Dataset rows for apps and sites
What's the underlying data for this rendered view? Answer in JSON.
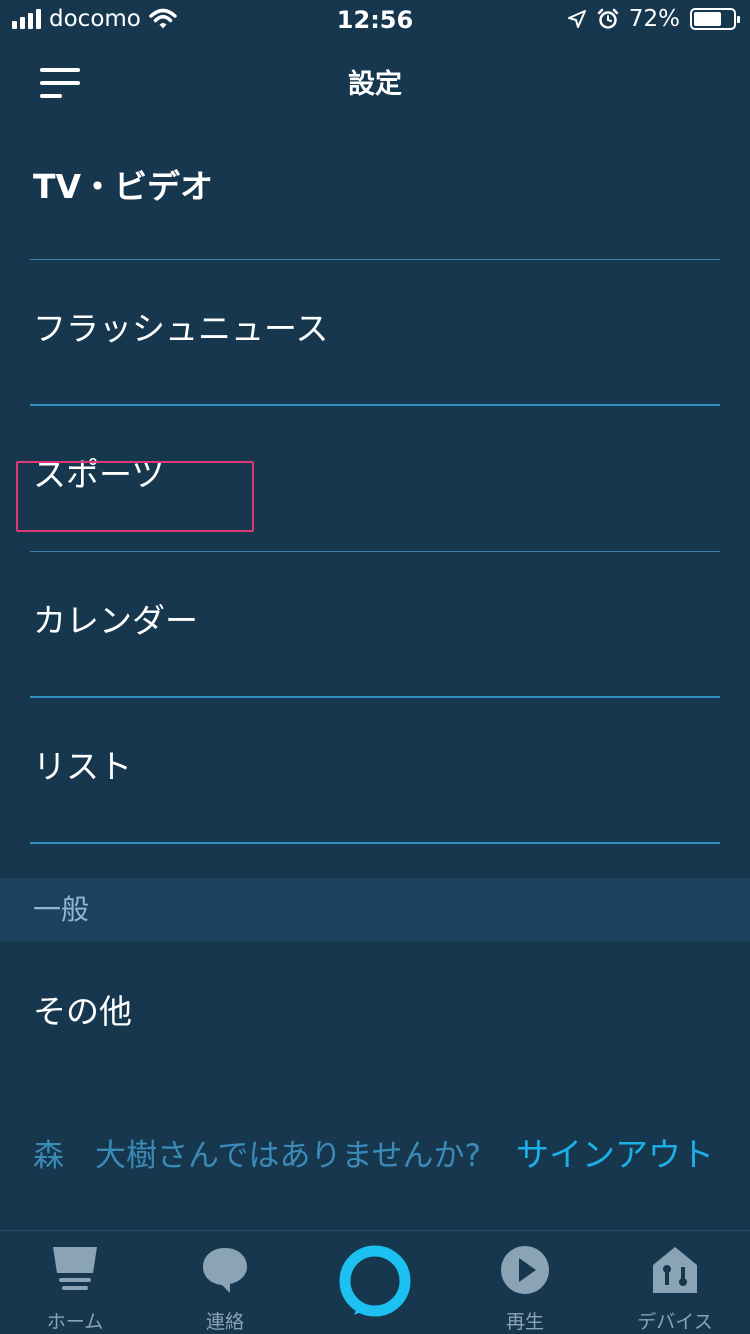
{
  "status": {
    "carrier": "docomo",
    "time": "12:56",
    "battery_percent": "72%",
    "battery_level": 0.72,
    "icons": [
      "signal-icon",
      "wifi-icon",
      "location-icon",
      "alarm-icon",
      "battery-icon"
    ]
  },
  "header": {
    "title": "設定",
    "menu_icon": "hamburger-menu-icon"
  },
  "settings": {
    "items": [
      {
        "label": "TV・ビデオ"
      },
      {
        "label": "フラッシュニュース"
      },
      {
        "label": "スポーツ"
      },
      {
        "label": "カレンダー",
        "highlighted": true
      },
      {
        "label": "リスト"
      }
    ],
    "section_general": "一般",
    "other": "その他"
  },
  "account": {
    "not_user_text": "森　大樹さんではありませんか?",
    "sign_out": "サインアウト"
  },
  "tabs": [
    {
      "label": "ホーム",
      "icon": "home-icon"
    },
    {
      "label": "連絡",
      "icon": "chat-bubble-icon"
    },
    {
      "label": "",
      "icon": "alexa-ring-icon"
    },
    {
      "label": "再生",
      "icon": "play-icon"
    },
    {
      "label": "デバイス",
      "icon": "devices-icon"
    }
  ],
  "colors": {
    "background": "#17374f",
    "accent": "#1cb0e6",
    "highlight": "#e0367a",
    "divider": "#3a7fa8"
  }
}
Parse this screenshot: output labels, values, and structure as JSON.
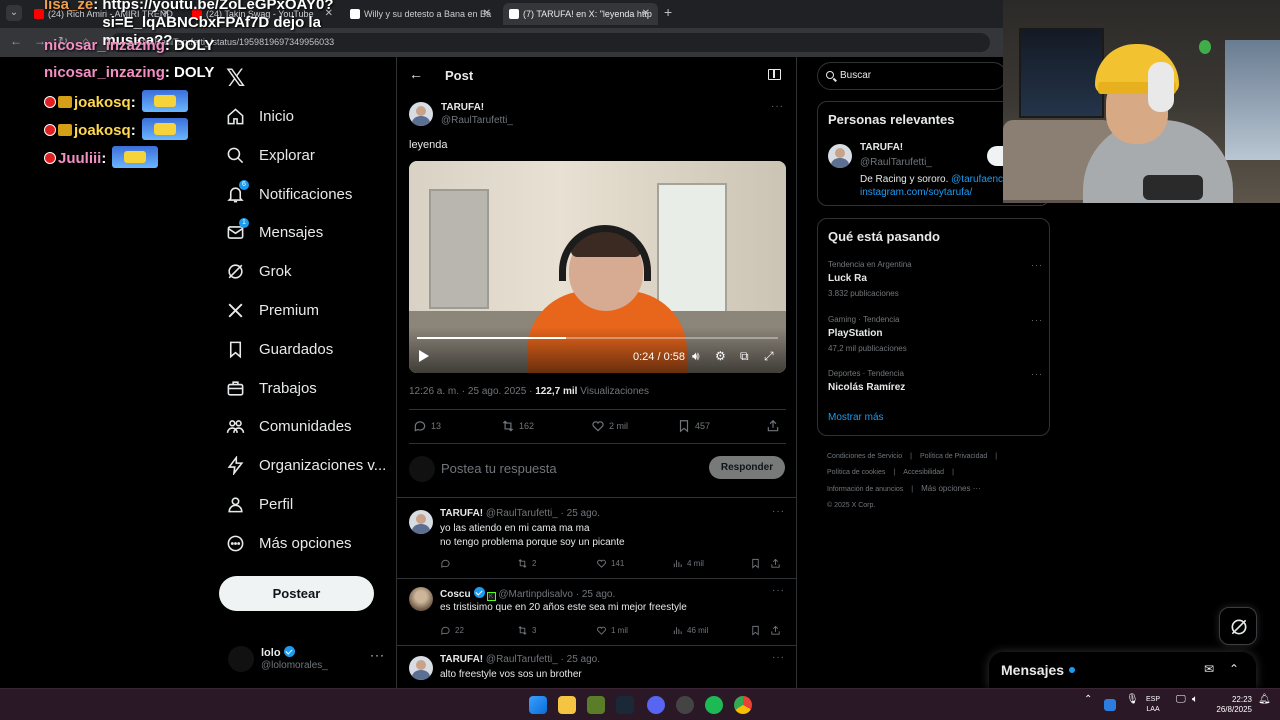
{
  "browser": {
    "tabs": [
      {
        "title": "(24) Rich Amiri - AMIRI TREND",
        "color": "#ff0000"
      },
      {
        "title": "(24) Takin Swag - YouTube",
        "color": "#ff0000"
      },
      {
        "title": "Willy y su detesto a Bana en Ba",
        "color": "#ffffff"
      },
      {
        "title": "(7) TARUFA! en X: \"leyenda http",
        "color": "#ffffff"
      }
    ],
    "url": "x.com/RaulTarufetti_/status/1959819697349956033"
  },
  "stream_chat": {
    "top_user": "lisa_ze",
    "top_text": "https://youtu.be/ZoLeGPxOAY0?si=E_lqABNCbxFPAf7D dejo la musica??",
    "messages": [
      {
        "user": "nicosar_inzazing",
        "text": "DOLY"
      },
      {
        "user": "joakosq",
        "text": ""
      },
      {
        "user": "joakosq",
        "text": ""
      },
      {
        "user": "Juuliii",
        "text": ""
      }
    ]
  },
  "nav": {
    "items": [
      {
        "label": "Inicio",
        "icon": "home-icon"
      },
      {
        "label": "Explorar",
        "icon": "search-icon"
      },
      {
        "label": "Notificaciones",
        "icon": "bell-icon",
        "badge": "6"
      },
      {
        "label": "Mensajes",
        "icon": "mail-icon",
        "badge": "1"
      },
      {
        "label": "Grok",
        "icon": "grok-icon"
      },
      {
        "label": "Premium",
        "icon": "x-icon"
      },
      {
        "label": "Guardados",
        "icon": "bookmark-icon"
      },
      {
        "label": "Trabajos",
        "icon": "briefcase-icon"
      },
      {
        "label": "Comunidades",
        "icon": "people-icon"
      },
      {
        "label": "Organizaciones v...",
        "icon": "lightning-icon"
      },
      {
        "label": "Perfil",
        "icon": "person-icon"
      },
      {
        "label": "Más opciones",
        "icon": "more-circle-icon"
      }
    ],
    "post_button": "Postear",
    "profile": {
      "name": "lolo",
      "handle": "@lolomorales_"
    }
  },
  "post": {
    "header_title": "Post",
    "author_name": "TARUFA!",
    "author_handle": "@RaulTarufetti_",
    "text": "leyenda",
    "video": {
      "current": "0:24",
      "duration": "0:58",
      "progress": 0.414
    },
    "timestamp": "12:26 a. m. · 25 ago. 2025 ·",
    "views_count": "122,7 mil",
    "views_label": "Visualizaciones",
    "stats": {
      "replies": "13",
      "reposts": "162",
      "likes": "2 mil",
      "bookmarks": "457"
    },
    "reply_placeholder": "Postea tu respuesta",
    "reply_button": "Responder"
  },
  "replies": [
    {
      "name": "TARUFA!",
      "handle": "@RaulTarufetti_ · 25 ago.",
      "text": "yo las atiendo en mi cama ma ma\nno tengo problema porque soy un picante",
      "replies": "",
      "reposts": "2",
      "likes": "141",
      "views": "4 mil"
    },
    {
      "name": "Coscu",
      "handle": "@Martinpdisalvo · 25 ago.",
      "text": "es tristisimo que en 20 años este sea mi mejor freestyle",
      "replies": "22",
      "reposts": "3",
      "likes": "1 mil",
      "views": "46 mil"
    },
    {
      "name": "TARUFA!",
      "handle": "@RaulTarufetti_ · 25 ago.",
      "text": "alto freestyle vos sos un brother",
      "replies": "",
      "reposts": "",
      "likes": "",
      "views": ""
    }
  ],
  "sidebar": {
    "search_placeholder": "Buscar",
    "relevant_title": "Personas relevantes",
    "relevant": {
      "name": "TARUFA!",
      "handle": "@RaulTarufetti_",
      "bio": "De Racing y sororo.",
      "bio_link": "@tarufaenc",
      "bio_url": "instagram.com/soytarufa/",
      "follow": "S"
    },
    "trends_title": "Qué está pasando",
    "trends": [
      {
        "context": "Tendencia en Argentina",
        "title": "Luck Ra",
        "count": "3.832 publicaciones"
      },
      {
        "context": "Gaming · Tendencia",
        "title": "PlayStation",
        "count": "47,2 mil publicaciones"
      },
      {
        "context": "Deportes · Tendencia",
        "title": "Nicolás Ramírez",
        "count": ""
      }
    ],
    "show_more": "Mostrar más",
    "footer": [
      "Condiciones de Servicio",
      "|",
      "Política de Privacidad",
      "|",
      "Política de cookies",
      "|",
      "Accesibilidad",
      "|",
      "Información de anuncios",
      "|",
      "Más opciones ···",
      "© 2025 X Corp."
    ]
  },
  "messages_drawer": {
    "title": "Mensajes"
  },
  "taskbar": {
    "lang": "ESP",
    "lang_sub": "LAA",
    "time": "22:23",
    "date": "26/8/2025"
  },
  "colors": {
    "accent": "#1d9bf0",
    "text": "#e7e9ea",
    "muted": "#71767b",
    "border": "#2f3336"
  }
}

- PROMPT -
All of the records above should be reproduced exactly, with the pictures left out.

- EXERCISE OUTPUT -
What's the underlying data for this rendered view? Answer in JSON.
{
  "status": {
    "carrier": "docomo",
    "time": "12:56",
    "battery_percent": "72%",
    "battery_level": 0.72,
    "icons": [
      "signal-icon",
      "wifi-icon",
      "location-icon",
      "alarm-icon",
      "battery-icon"
    ]
  },
  "header": {
    "title": "設定",
    "menu_icon": "hamburger-menu-icon"
  },
  "settings": {
    "items": [
      {
        "label": "TV・ビデオ"
      },
      {
        "label": "フラッシュニュース"
      },
      {
        "label": "スポーツ"
      },
      {
        "label": "カレンダー",
        "highlighted": true
      },
      {
        "label": "リスト"
      }
    ],
    "section_general": "一般",
    "other": "その他"
  },
  "account": {
    "not_user_text": "森　大樹さんではありませんか?",
    "sign_out": "サインアウト"
  },
  "tabs": [
    {
      "label": "ホーム",
      "icon": "home-icon"
    },
    {
      "label": "連絡",
      "icon": "chat-bubble-icon"
    },
    {
      "label": "",
      "icon": "alexa-ring-icon"
    },
    {
      "label": "再生",
      "icon": "play-icon"
    },
    {
      "label": "デバイス",
      "icon": "devices-icon"
    }
  ],
  "colors": {
    "background": "#17374f",
    "accent": "#1cb0e6",
    "highlight": "#e0367a",
    "divider": "#3a7fa8"
  }
}
Parse this screenshot: output labels, values, and structure as JSON.
{
  "browser": {
    "tabs": [
      {
        "title": "(24) Rich Amiri - AMIRI TREND",
        "color": "#ff0000"
      },
      {
        "title": "(24) Takin Swag - YouTube",
        "color": "#ff0000"
      },
      {
        "title": "Willy y su detesto a Bana en Ba",
        "color": "#ffffff"
      },
      {
        "title": "(7) TARUFA! en X: \"leyenda http",
        "color": "#ffffff"
      }
    ],
    "url": "x.com/RaulTarufetti_/status/1959819697349956033"
  },
  "stream_chat": {
    "top_user": "lisa_ze",
    "top_text": "https://youtu.be/ZoLeGPxOAY0?si=E_lqABNCbxFPAf7D dejo la musica??",
    "messages": [
      {
        "user": "nicosar_inzazing",
        "text": "DOLY"
      },
      {
        "user": "joakosq",
        "text": ""
      },
      {
        "user": "joakosq",
        "text": ""
      },
      {
        "user": "Juuliii",
        "text": ""
      }
    ]
  },
  "nav": {
    "items": [
      {
        "label": "Inicio",
        "icon": "home-icon"
      },
      {
        "label": "Explorar",
        "icon": "search-icon"
      },
      {
        "label": "Notificaciones",
        "icon": "bell-icon",
        "badge": "6"
      },
      {
        "label": "Mensajes",
        "icon": "mail-icon",
        "badge": "1"
      },
      {
        "label": "Grok",
        "icon": "grok-icon"
      },
      {
        "label": "Premium",
        "icon": "x-icon"
      },
      {
        "label": "Guardados",
        "icon": "bookmark-icon"
      },
      {
        "label": "Trabajos",
        "icon": "briefcase-icon"
      },
      {
        "label": "Comunidades",
        "icon": "people-icon"
      },
      {
        "label": "Organizaciones v...",
        "icon": "lightning-icon"
      },
      {
        "label": "Perfil",
        "icon": "person-icon"
      },
      {
        "label": "Más opciones",
        "icon": "more-circle-icon"
      }
    ],
    "post_button": "Postear",
    "profile": {
      "name": "lolo",
      "handle": "@lolomorales_"
    }
  },
  "post": {
    "header_title": "Post",
    "author_name": "TARUFA!",
    "author_handle": "@RaulTarufetti_",
    "text": "leyenda",
    "video": {
      "current": "0:24",
      "duration": "0:58",
      "progress": 0.414
    },
    "timestamp": "12:26 a. m. · 25 ago. 2025 ·",
    "views_count": "122,7 mil",
    "views_label": "Visualizaciones",
    "stats": {
      "replies": "13",
      "reposts": "162",
      "likes": "2 mil",
      "bookmarks": "457"
    },
    "reply_placeholder": "Postea tu respuesta",
    "reply_button": "Responder"
  },
  "replies": [
    {
      "name": "TARUFA!",
      "handle": "@RaulTarufetti_ · 25 ago.",
      "text": "yo las atiendo en mi cama ma ma\nno tengo problema porque soy un picante",
      "replies": "",
      "reposts": "2",
      "likes": "141",
      "views": "4 mil"
    },
    {
      "name": "Coscu",
      "handle": "@Martinpdisalvo · 25 ago.",
      "text": "es tristisimo que en 20 años este sea mi mejor freestyle",
      "replies": "22",
      "reposts": "3",
      "likes": "1 mil",
      "views": "46 mil"
    },
    {
      "name": "TARUFA!",
      "handle": "@RaulTarufetti_ · 25 ago.",
      "text": "alto freestyle vos sos un brother",
      "replies": "",
      "reposts": "",
      "likes": "",
      "views": ""
    }
  ],
  "sidebar": {
    "search_placeholder": "Buscar",
    "relevant_title": "Personas relevantes",
    "relevant": {
      "name": "TARUFA!",
      "handle": "@RaulTarufetti_",
      "bio": "De Racing y sororo.",
      "bio_link": "@tarufaenc",
      "bio_url": "instagram.com/soytarufa/",
      "follow": "S"
    },
    "trends_title": "Qué está pasando",
    "trends": [
      {
        "context": "Tendencia en Argentina",
        "title": "Luck Ra",
        "count": "3.832 publicaciones"
      },
      {
        "context": "Gaming · Tendencia",
        "title": "PlayStation",
        "count": "47,2 mil publicaciones"
      },
      {
        "context": "Deportes · Tendencia",
        "title": "Nicolás Ramírez",
        "count": ""
      }
    ],
    "show_more": "Mostrar más",
    "footer": [
      "Condiciones de Servicio",
      "|",
      "Política de Privacidad",
      "|",
      "Política de cookies",
      "|",
      "Accesibilidad",
      "|",
      "Información de anuncios",
      "|",
      "Más opciones ···",
      "© 2025 X Corp."
    ]
  },
  "messages_drawer": {
    "title": "Mensajes"
  },
  "taskbar": {
    "lang": "ESP",
    "lang_sub": "LAA",
    "time": "22:23",
    "date": "26/8/2025"
  },
  "colors": {
    "accent": "#1d9bf0",
    "text": "#e7e9ea",
    "muted": "#71767b",
    "border": "#2f3336"
  }
}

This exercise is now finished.